Egypt’s foreign policy influences the foreign policies of the United States. One U.S. foreign policy is the strengthening of alliances in order to ensure peace in regions where America holds economic and political interests and recently to address the threat of terrorism (Marr 203). In relation to Egypt, the United States considers Egypt’s foreign policy as a moderator as an important justification for building strategic alliance as a primary action before military action. This is because the United States needs a fitting ally that would enable to establish deeper alliances with the Arab countries to achieve its foreign policy objective. The alignment of the Egypt’s foreign policy with that of the United States led to the pouring of aid from the United States to Egypt. The earlier peace agreement entered into by Egypt with Israel (Sharp 23) also largely influenced the decision of the United States to provide foreign aid to both Egypt and Israel to support their respective foreign policies geared towards peace.
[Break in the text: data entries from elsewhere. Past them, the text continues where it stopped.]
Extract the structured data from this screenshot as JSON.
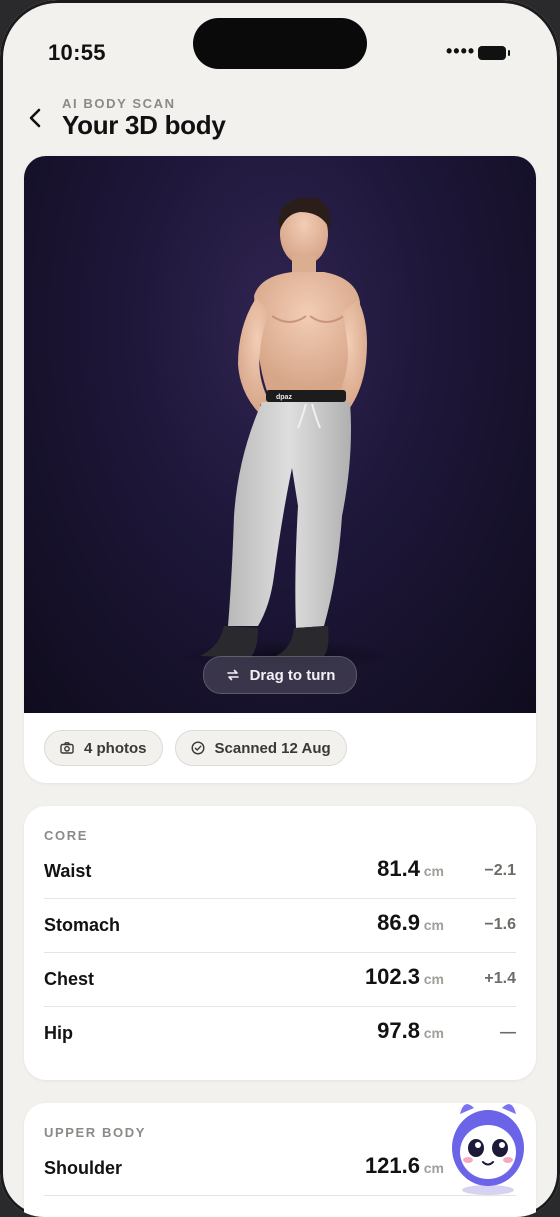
{
  "status_bar": {
    "time": "10:55",
    "signal": "••••"
  },
  "header": {
    "eyebrow": "AI BODY SCAN",
    "title": "Your 3D body"
  },
  "viewer": {
    "drag_label": "Drag to turn",
    "waistband_text": "dpaz"
  },
  "chips": [
    {
      "icon": "camera-icon",
      "label": "4 photos"
    },
    {
      "icon": "check-circle-icon",
      "label": "Scanned 12 Aug"
    }
  ],
  "sections": {
    "core": {
      "label": "CORE",
      "rows": [
        {
          "name": "Waist",
          "value": "81.4",
          "unit": "cm",
          "delta": "−2.1"
        },
        {
          "name": "Stomach",
          "value": "86.9",
          "unit": "cm",
          "delta": "−1.6"
        },
        {
          "name": "Chest",
          "value": "102.3",
          "unit": "cm",
          "delta": "+1.4"
        },
        {
          "name": "Hip",
          "value": "97.8",
          "unit": "cm",
          "delta": "—"
        }
      ]
    },
    "upper_body": {
      "label": "UPPER BODY",
      "rows": [
        {
          "name": "Shoulder",
          "value": "121.6",
          "unit": "cm",
          "delta": ""
        }
      ]
    }
  },
  "colors": {
    "background": "#f2f1ee",
    "viewer_bg": "#1d1638",
    "text": "#121212",
    "muted": "#8c8a86",
    "mascot": "#6b63e8"
  }
}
Another foreign policy of the United States is the advocacy for international human rights (Sharp 21). This foreign policy justified the key role played by the United States in its military activity in Afghanistan and Iraq. In relation to Egypt, its foreign policy of being a moderator state expressed through its non-alignment with any political or power block has affected the respective foreign policy of the United States in calling for the democratization of Egypt to address reports of human rights violations (Sharp 21; Zuhur 46). Egypt has yet to fully shift to democracy because this would constitute alignment with a political block in violation of its foreign policy as a moderator country and democratization is likely not to happen at least in the next ten years. As such, the United States is battling with a conflict of two of its foreign policies, the building of alliance mostly through foreign aid with Egypt to ensure security in the Middle East and Egypt’s support in addressing global terrorism; and the withdrawal of foreign aid to Egypt to encourage democratization and respect for international human rights.
Changes in the foreign policies of Egypt would also affect the United States in terms of its security. Succeeding developments in the foreign policies of Egypt signals the extent of security concern and respective military action of the United States in maintaining its interests in the Middle East and preventing the development or escalation of terrorist threats to the United States.
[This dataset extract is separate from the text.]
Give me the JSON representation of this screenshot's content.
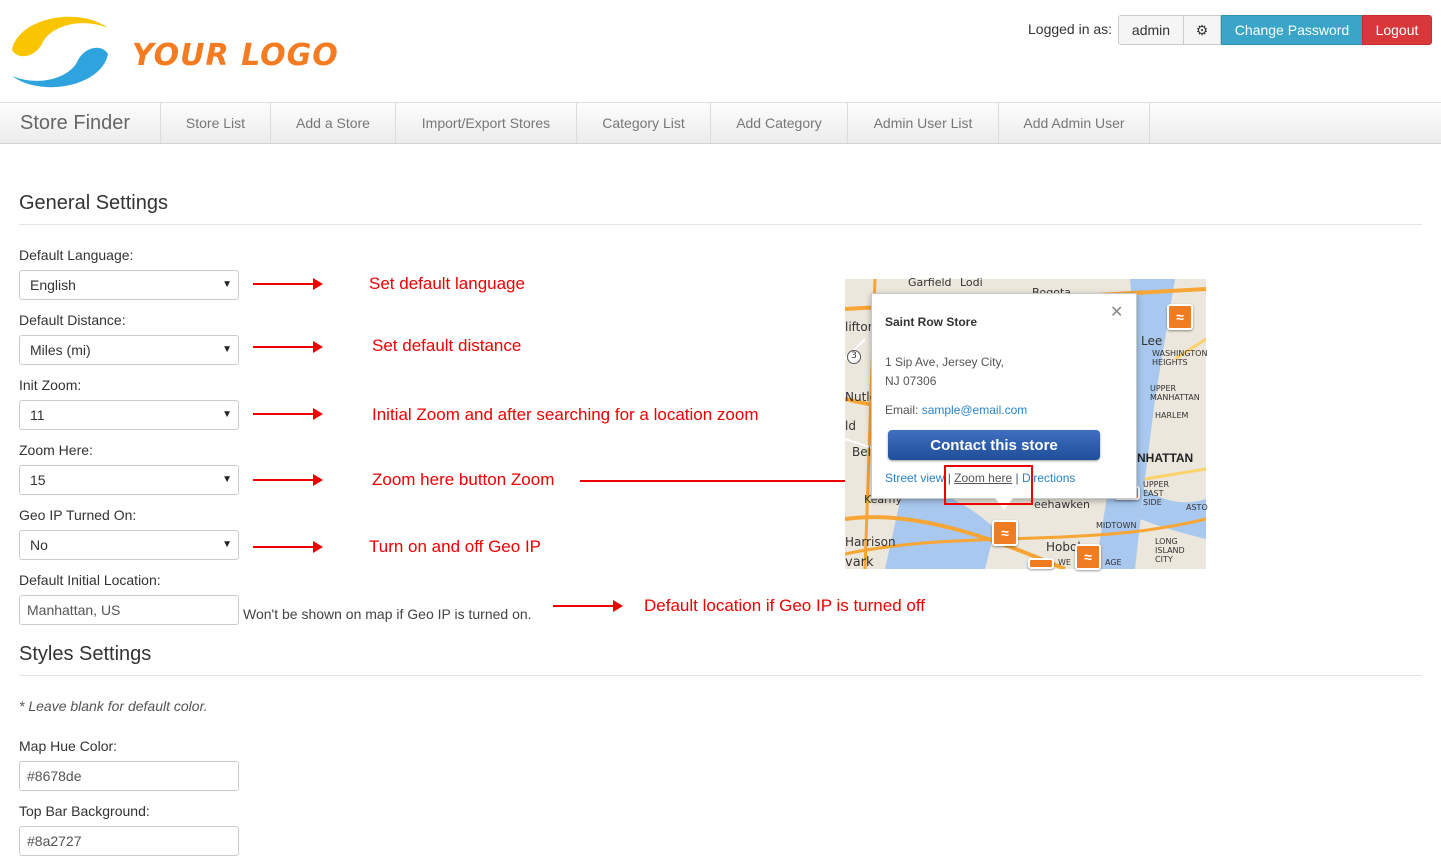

The national security affairs model explains the foreign relations between Egypt and the United States in justifying the manner of integrating foreign policies, instruments of foreign policy, and foreign policy resources. The influence is mutual since Egypt’s national security strategies are also influenced by the United States in a similar manner that Egypt’s strategies influence the United States because of links between these two countries especially in terms of foreign policy resources.
Lykke, Arthur F., Jr., ed., Military Strategy: Theory and Application, U.S. Army War College, Carlisle, PA, 1993.
Marr, Phebe, Egypt at the Crossroads: Domestic Stability and Regional Role, National Defense University Press, Washington, DC, 1999.
Sharp, Jeremy, Egypt: Background and U.S. Relations, Congressional Research Service, Washington, DC, 2007.
Zuhur, Sherifa, Egypt: Security, Political, and Islamist Challenges, U.S. Army War College Carlisle, PA, 2007.